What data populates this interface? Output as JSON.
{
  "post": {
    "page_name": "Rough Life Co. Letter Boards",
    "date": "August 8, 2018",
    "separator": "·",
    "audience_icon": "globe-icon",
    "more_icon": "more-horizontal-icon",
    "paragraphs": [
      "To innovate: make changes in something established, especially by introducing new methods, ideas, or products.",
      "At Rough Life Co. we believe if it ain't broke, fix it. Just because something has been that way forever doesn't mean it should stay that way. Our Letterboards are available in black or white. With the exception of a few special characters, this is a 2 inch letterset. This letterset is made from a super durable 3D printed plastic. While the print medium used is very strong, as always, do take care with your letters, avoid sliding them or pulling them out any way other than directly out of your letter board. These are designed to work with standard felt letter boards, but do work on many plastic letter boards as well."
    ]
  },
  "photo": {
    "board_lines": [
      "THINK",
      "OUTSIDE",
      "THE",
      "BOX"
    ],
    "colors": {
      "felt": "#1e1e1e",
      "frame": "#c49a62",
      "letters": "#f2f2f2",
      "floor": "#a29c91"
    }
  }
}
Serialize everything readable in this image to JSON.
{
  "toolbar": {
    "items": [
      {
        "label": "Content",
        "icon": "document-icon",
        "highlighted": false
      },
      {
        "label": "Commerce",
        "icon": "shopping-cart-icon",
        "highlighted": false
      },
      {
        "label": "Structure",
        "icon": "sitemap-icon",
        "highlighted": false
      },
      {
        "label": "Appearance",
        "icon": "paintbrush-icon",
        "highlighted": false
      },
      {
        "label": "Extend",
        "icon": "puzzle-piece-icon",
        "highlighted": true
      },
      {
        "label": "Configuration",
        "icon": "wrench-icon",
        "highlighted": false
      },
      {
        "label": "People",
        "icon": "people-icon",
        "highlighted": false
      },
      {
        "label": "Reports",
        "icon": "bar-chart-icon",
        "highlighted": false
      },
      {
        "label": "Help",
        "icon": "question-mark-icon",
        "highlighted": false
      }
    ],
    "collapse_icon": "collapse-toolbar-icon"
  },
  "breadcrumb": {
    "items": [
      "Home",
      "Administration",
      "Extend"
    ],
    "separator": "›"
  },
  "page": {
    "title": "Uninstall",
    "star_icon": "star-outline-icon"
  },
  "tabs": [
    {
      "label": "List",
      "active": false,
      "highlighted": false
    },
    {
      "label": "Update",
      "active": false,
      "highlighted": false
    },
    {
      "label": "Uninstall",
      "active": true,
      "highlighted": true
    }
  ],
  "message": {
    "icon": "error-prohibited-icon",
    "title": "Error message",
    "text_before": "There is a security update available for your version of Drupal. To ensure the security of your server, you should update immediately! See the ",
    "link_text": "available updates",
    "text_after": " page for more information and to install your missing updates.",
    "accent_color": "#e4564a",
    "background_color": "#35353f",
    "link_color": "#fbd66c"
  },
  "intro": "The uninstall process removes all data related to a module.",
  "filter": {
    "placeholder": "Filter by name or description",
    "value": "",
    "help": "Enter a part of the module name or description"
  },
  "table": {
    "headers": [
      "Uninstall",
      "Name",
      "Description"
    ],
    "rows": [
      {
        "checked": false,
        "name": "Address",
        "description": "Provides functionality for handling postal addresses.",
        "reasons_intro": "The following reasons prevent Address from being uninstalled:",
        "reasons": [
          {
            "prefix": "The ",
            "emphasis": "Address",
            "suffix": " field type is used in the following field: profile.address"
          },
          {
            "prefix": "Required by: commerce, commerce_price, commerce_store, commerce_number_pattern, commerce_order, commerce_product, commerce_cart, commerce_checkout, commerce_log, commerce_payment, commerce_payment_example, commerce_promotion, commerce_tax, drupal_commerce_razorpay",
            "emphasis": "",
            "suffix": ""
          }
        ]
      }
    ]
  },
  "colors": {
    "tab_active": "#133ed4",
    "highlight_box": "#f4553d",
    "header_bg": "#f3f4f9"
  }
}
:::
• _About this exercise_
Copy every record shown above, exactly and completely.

• _Expected output_
What data populates this interface? Output as JSON.
{
  "post": {
    "page_name": "Rough Life Co. Letter Boards",
    "date": "August 8, 2018",
    "separator": "·",
    "audience_icon": "globe-icon",
    "more_icon": "more-horizontal-icon",
    "paragraphs": [
      "To innovate: make changes in something established, especially by introducing new methods, ideas, or products.",
      "At Rough Life Co. we believe if it ain't broke, fix it. Just because something has been that way forever doesn't mean it should stay that way. Our Letterboards are available in black or white. With the exception of a few special characters, this is a 2 inch letterset. This letterset is made from a super durable 3D printed plastic. While the print medium used is very strong, as always, do take care with your letters, avoid sliding them or pulling them out any way other than directly out of your letter board. These are designed to work with standard felt letter boards, but do work on many plastic letter boards as well."
    ]
  },
  "photo": {
    "board_lines": [
      "THINK",
      "OUTSIDE",
      "THE",
      "BOX"
    ],
    "colors": {
      "felt": "#1e1e1e",
      "frame": "#c49a62",
      "letters": "#f2f2f2",
      "floor": "#a29c91"
    }
  }
}
Serialize everything readable in this image to JSON.
{
  "toolbar": {
    "items": [
      {
        "label": "Content",
        "icon": "document-icon",
        "highlighted": false
      },
      {
        "label": "Commerce",
        "icon": "shopping-cart-icon",
        "highlighted": false
      },
      {
        "label": "Structure",
        "icon": "sitemap-icon",
        "highlighted": false
      },
      {
        "label": "Appearance",
        "icon": "paintbrush-icon",
        "highlighted": false
      },
      {
        "label": "Extend",
        "icon": "puzzle-piece-icon",
        "highlighted": true
      },
      {
        "label": "Configuration",
        "icon": "wrench-icon",
        "highlighted": false
      },
      {
        "label": "People",
        "icon": "people-icon",
        "highlighted": false
      },
      {
        "label": "Reports",
        "icon": "bar-chart-icon",
        "highlighted": false
      },
      {
        "label": "Help",
        "icon": "question-mark-icon",
        "highlighted": false
      }
    ],
    "collapse_icon": "collapse-toolbar-icon"
  },
  "breadcrumb": {
    "items": [
      "Home",
      "Administration",
      "Extend"
    ],
    "separator": "›"
  },
  "page": {
    "title": "Uninstall",
    "star_icon": "star-outline-icon"
  },
  "tabs": [
    {
      "label": "List",
      "active": false,
      "highlighted": false
    },
    {
      "label": "Update",
      "active": false,
      "highlighted": false
    },
    {
      "label": "Uninstall",
      "active": true,
      "highlighted": true
    }
  ],
  "message": {
    "icon": "error-prohibited-icon",
    "title": "Error message",
    "text_before": "There is a security update available for your version of Drupal. To ensure the security of your server, you should update immediately! See the ",
    "link_text": "available updates",
    "text_after": " page for more information and to install your missing updates.",
    "accent_color": "#e4564a",
    "background_color": "#35353f",
    "link_color": "#fbd66c"
  },
  "intro": "The uninstall process removes all data related to a module.",
  "filter": {
    "placeholder": "Filter by name or description",
    "value": "",
    "help": "Enter a part of the module name or description"
  },
  "table": {
    "headers": [
      "Uninstall",
      "Name",
      "Description"
    ],
    "rows": [
      {
        "checked": false,
        "name": "Address",
        "description": "Provides functionality for handling postal addresses.",
        "reasons_intro": "The following reasons prevent Address from being uninstalled:",
        "reasons": [
          {
            "prefix": "The ",
            "emphasis": "Address",
            "suffix": " field type is used in the following field: profile.address"
          },
          {
            "prefix": "Required by: commerce, commerce_price, commerce_store, commerce_number_pattern, commerce_order, commerce_product, commerce_cart, commerce_checkout, commerce_log, commerce_payment, commerce_payment_example, commerce_promotion, commerce_tax, drupal_commerce_razorpay",
            "emphasis": "",
            "suffix": ""
          }
        ]
      }
    ]
  },
  "colors": {
    "tab_active": "#133ed4",
    "highlight_box": "#f4553d",
    "header_bg": "#f3f4f9"
  }
}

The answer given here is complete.